## YOUR OBJECTIVE:
Go through the records and copy each line where the word "true" occurs.
--- RECORDS FOR PROCESSING ---
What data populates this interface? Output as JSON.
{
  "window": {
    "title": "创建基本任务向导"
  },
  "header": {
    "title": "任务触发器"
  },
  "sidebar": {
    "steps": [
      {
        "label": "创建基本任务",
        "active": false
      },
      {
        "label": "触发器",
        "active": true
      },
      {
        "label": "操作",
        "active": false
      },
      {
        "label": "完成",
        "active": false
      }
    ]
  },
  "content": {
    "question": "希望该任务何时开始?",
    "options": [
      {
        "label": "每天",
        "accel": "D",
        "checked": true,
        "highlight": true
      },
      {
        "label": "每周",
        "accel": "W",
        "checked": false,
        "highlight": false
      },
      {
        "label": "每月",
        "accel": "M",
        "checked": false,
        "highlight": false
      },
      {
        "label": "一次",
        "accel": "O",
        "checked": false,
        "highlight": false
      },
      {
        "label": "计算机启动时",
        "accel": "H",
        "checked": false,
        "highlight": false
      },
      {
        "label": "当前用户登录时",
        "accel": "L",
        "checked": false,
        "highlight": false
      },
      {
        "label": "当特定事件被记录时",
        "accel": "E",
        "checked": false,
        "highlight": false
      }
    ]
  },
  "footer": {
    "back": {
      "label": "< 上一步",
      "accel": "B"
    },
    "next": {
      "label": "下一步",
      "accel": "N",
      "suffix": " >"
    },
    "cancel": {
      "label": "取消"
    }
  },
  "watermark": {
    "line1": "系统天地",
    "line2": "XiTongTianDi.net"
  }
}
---
## RESPONSE:
        "active": true
        "checked": true,
        "highlight": true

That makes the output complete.